Equally important is the separation of pension assets from corporate assets. Currently, the majority of German employers use the book reserve method, where the employer makes the pension commitment to employees and accrues a liability on the balance sheet. However, more companies are moving their pension liabilities off-balance sheet to improve the structure of their balance sheet and meet International Accounting Standards.
The move away from book reserves to funded schemes will play an integral role in the continued growth of Germany’s capital markets. According to estimates by Morgan Stanley and Goldman Sachs, the funded pension market in Germany will be valued between e700bn and e1trn by 2010.
Finally, the directive is an important first step towards providing mobility for workers and flexibility for employers to move employees across Europe and their affiliated companies. There is clearly a need for change in this area. According to EC statistics, within a year of starting, only 16.4% of EU workers change jobs, compared to 30% in the US. It is often difficult for workers to transfer pensions within the same country, much less within the EU. German companies that want to attract and retain the best employees from across the continent are at a disadvantage if they want to compete at an international level. We are encouraged to see the Commission is taking further steps to remedy the problem, including its recent communication on ‘Portability and Transferability of Supplementary Pension Rights’ and its consultations with interested parties about steps that institutions can take to improve the situation.

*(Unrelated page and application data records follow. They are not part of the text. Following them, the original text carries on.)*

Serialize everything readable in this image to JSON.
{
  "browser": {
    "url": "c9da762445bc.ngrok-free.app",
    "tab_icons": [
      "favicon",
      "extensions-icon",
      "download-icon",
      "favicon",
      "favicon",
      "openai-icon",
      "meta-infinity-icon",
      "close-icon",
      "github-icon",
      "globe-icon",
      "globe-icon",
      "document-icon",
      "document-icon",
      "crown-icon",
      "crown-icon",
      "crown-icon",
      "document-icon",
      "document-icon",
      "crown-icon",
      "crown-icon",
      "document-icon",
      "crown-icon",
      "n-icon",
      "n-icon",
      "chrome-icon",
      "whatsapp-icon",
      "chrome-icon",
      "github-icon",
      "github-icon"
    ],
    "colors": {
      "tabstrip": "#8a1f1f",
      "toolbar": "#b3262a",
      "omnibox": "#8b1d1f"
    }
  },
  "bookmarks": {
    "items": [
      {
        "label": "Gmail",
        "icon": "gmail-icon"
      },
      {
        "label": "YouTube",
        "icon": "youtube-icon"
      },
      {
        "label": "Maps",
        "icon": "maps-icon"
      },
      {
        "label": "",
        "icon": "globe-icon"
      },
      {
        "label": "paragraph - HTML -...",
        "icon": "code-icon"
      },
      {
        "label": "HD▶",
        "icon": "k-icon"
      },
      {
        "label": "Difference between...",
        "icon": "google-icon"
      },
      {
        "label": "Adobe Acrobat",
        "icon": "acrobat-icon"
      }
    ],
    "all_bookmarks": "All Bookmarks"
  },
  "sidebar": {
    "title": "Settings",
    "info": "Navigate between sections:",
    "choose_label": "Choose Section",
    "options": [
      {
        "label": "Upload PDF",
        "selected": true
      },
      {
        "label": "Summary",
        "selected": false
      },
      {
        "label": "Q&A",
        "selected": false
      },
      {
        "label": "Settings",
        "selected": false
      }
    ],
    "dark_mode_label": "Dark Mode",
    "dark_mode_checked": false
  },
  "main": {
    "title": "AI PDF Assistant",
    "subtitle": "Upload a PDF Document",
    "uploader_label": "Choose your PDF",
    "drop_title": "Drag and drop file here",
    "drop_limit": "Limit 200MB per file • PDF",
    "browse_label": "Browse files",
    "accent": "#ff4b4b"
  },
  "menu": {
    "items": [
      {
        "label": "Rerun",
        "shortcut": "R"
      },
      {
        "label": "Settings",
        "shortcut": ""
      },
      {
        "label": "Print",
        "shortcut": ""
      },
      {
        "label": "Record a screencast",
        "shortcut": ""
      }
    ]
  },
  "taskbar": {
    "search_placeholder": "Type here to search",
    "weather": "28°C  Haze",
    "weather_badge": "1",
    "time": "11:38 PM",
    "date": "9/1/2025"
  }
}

The benefits of harmonisation of pension funds across borders cannot be denied. As the barriers to cross-border pensions are gradually removed, financial services providers will be rewarded through increased economies of scale, the ability to diversify risk, and the opportunity to provide innovative new products to service the growing market. International companies operating in Germany will have a distinct competitive advantage. For example, full-service investment houses will have the opportunity to serve as outsourcing resources, both in the provision and servicing of new products, including fund accounting, daily valuation and shareholder record keeping. Global providers bring a unique expertise to German investors in administering and managing complex investment strategies. In addition, they have the advantage of scale, and therefore can absorb the inherent risk in these more complex services as well as the ongoing cost of technology to support them. Spezialfonds providers that can cover the full array of asset classes also will be able to develop more finely tuned, sharply focused strategies to meet a variety of investment objectives.
Harmonisation will allow German employers to provide the same level of benefits at lower cost, ease administrative burdens and increase their ability to attract the best talent from across the EU. In turn, their workers will enjoy lower costs for financial services, a wider range of investment and savings products, better returns on their investments and greater flexibility and, in general, a more efficient three-pillar system.
Reforms to the second and third pillar systems will ease the German government’s burden on funding the first pillar scheme. The German economy as a whole will benefit as savings rates increase, capital markets grow, and more capital becomes available for businesses to develop and prosper.
While there are still issues to be addressed before we enjoy a truly pan-European pensions market, recent developments point to a promising future, not only for German citizens but also for the financial services firms that are poised to serve their changing needs.
Thomas Bergenroth is with State Street Bank Germany and Klaus Esswein is with State Street Global Advisors, both based in Munich